A team of researchers from the University of California at San Diego have concluded that it is difficult to "securely" erase data stored on solid state drives (SSDs). For example, ATA and SCSI command set features for securely destroying data on SSDs were available on 8 of the 12 drives tested and only successful on 4.
And while repeatedly overwriting an entire disk with multiple repetitions successfully destroyed data, the SSD Firmware Translation Layer (FTL) made the process more complicated and time-consuming than on traditional hard disk drives.
Perhaps not unexpectedly, the process of degaussing SSDs did not erase any of the data or disable access to the drive.

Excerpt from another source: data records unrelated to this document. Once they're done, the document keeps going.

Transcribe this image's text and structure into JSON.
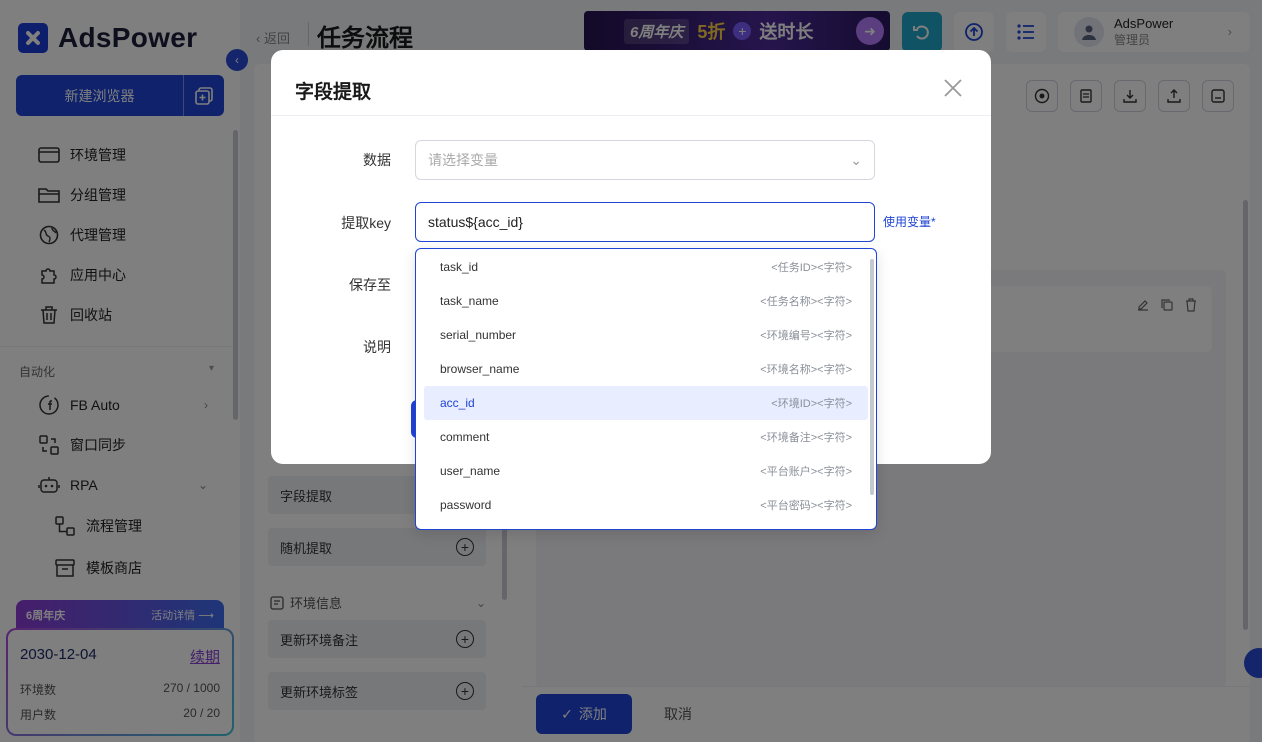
{
  "app": {
    "logo_text": "AdsPower"
  },
  "sidebar": {
    "new_browser": "新建浏览器",
    "items": [
      {
        "label": "环境管理"
      },
      {
        "label": "分组管理"
      },
      {
        "label": "代理管理"
      },
      {
        "label": "应用中心"
      },
      {
        "label": "回收站"
      }
    ],
    "section_automation": "自动化",
    "auto_items": [
      {
        "label": "FB Auto"
      },
      {
        "label": "窗口同步"
      },
      {
        "label": "RPA"
      }
    ],
    "rpa_sub": [
      {
        "label": "流程管理"
      },
      {
        "label": "模板商店"
      }
    ],
    "promo": {
      "title": "6周年庆",
      "link": "活动详情 ⟶"
    },
    "plan": {
      "expiry": "2030-12-04",
      "renew": "续期",
      "env_label": "环境数",
      "env_value": "270 / 1000",
      "user_label": "用户数",
      "user_value": "20 / 20"
    }
  },
  "header": {
    "back": "返回",
    "title": "任务流程",
    "banner": {
      "badge": "6周年庆",
      "offer": "5折",
      "extra": "送时长"
    },
    "user": {
      "name": "AdsPower",
      "role": "管理员"
    }
  },
  "steps": {
    "field_extract": "字段提取",
    "random_extract": "随机提取",
    "group_env_info": "环境信息",
    "update_env_note": "更新环境备注",
    "update_env_tag": "更新环境标签"
  },
  "footer": {
    "add": "添加",
    "cancel": "取消"
  },
  "modal": {
    "title": "字段提取",
    "data_label": "数据",
    "data_placeholder": "请选择变量",
    "key_label": "提取key",
    "key_value": "status${acc_id}",
    "use_variable": "使用变量",
    "save_label": "保存至",
    "desc_label": "说明"
  },
  "dropdown": {
    "options": [
      {
        "key": "task_id",
        "desc": "<任务ID><字符>"
      },
      {
        "key": "task_name",
        "desc": "<任务名称><字符>"
      },
      {
        "key": "serial_number",
        "desc": "<环境编号><字符>"
      },
      {
        "key": "browser_name",
        "desc": "<环境名称><字符>"
      },
      {
        "key": "acc_id",
        "desc": "<环境ID><字符>"
      },
      {
        "key": "comment",
        "desc": "<环境备注><字符>"
      },
      {
        "key": "user_name",
        "desc": "<平台账户><字符>"
      },
      {
        "key": "password",
        "desc": "<平台密码><字符>"
      }
    ],
    "highlighted": "acc_id"
  },
  "colors": {
    "primary": "#1f44d6",
    "highlight_bg": "#e8edff"
  }
}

Finally, single file sanitization was found to be nearly impossible on SSDs, while even the most effective file destruction methods left behind more than 4 percent of the original data.

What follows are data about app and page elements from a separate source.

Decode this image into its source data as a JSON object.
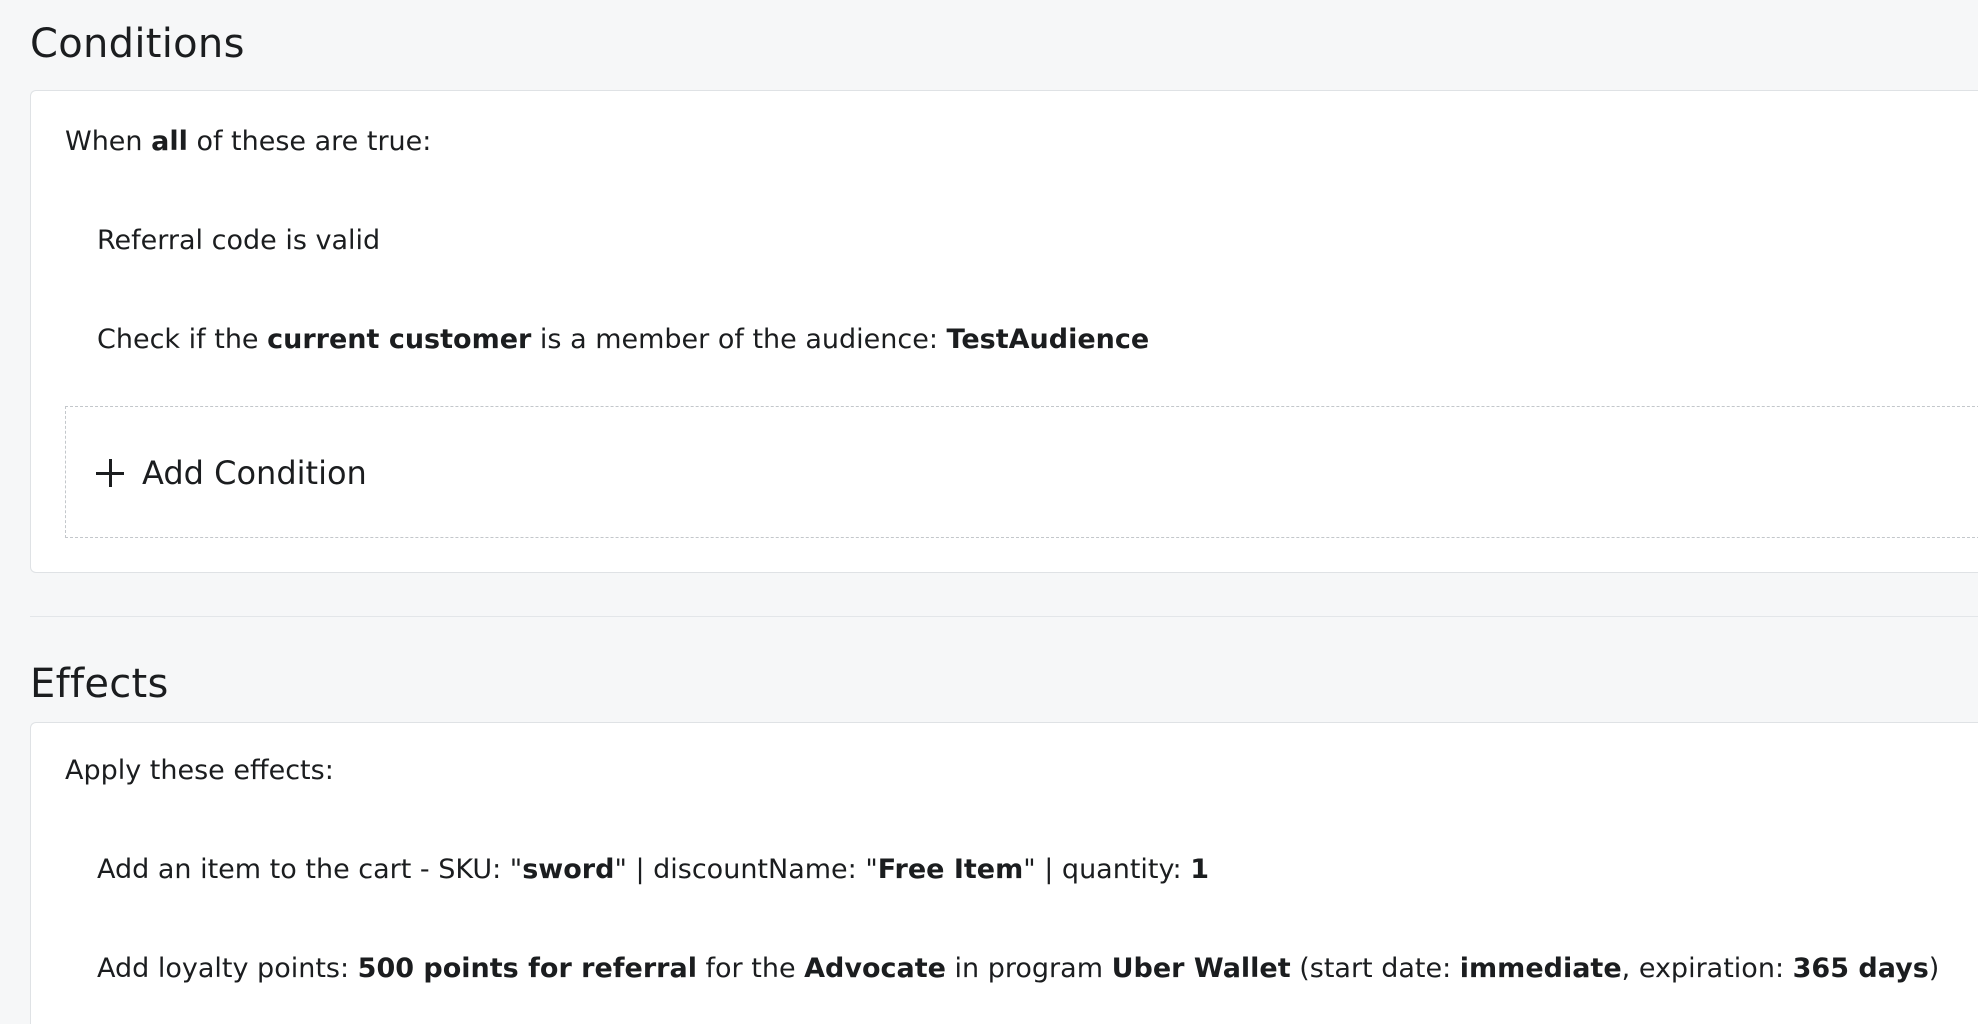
{
  "conditions": {
    "title": "Conditions",
    "intro": {
      "pre": "When ",
      "bold": "all",
      "post": " of these are true:"
    },
    "items": [
      {
        "text": "Referral code is valid"
      },
      {
        "pre": "Check if the ",
        "bold1": "current customer",
        "mid": " is a member of the audience: ",
        "bold2": "TestAudience"
      }
    ],
    "add_label": "Add Condition",
    "add_icon": "plus-icon"
  },
  "effects": {
    "title": "Effects",
    "intro": "Apply these effects:",
    "items": [
      {
        "p1": "Add an item to the cart - SKU: \"",
        "b1": "sword",
        "p2": "\" | discountName: \"",
        "b2": "Free Item",
        "p3": "\" | quantity: ",
        "b3": "1"
      },
      {
        "p1": "Add loyalty points: ",
        "b1": "500 points for referral",
        "p2": " for the ",
        "b2": "Advocate",
        "p3": " in program ",
        "b3": "Uber Wallet",
        "p4": " (start date: ",
        "b4": "immediate",
        "p5": ", expiration: ",
        "b5": "365 days",
        "p6": ")"
      }
    ]
  }
}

According to Sophos security researcher Chester Wisniewski, encrypted SSDs clearly provide the most practical form of protection.
"Disks can be safely decommissioned by deleting the encryption keys from the Key Storage Area (KSA) and then running a full DoD compliant erasure to ensure the keys are non-recoverable," he explained.
"To properly secure data and take advantage of the performance benefits that SSDs offer, you should always encrypt the entire disk and do so as soon as the operating system is installed."
However, Wisniewski emphasized that securely erasing SSDs after they have been unencrypted is very difficult, and may actually be "impossible" in some cases.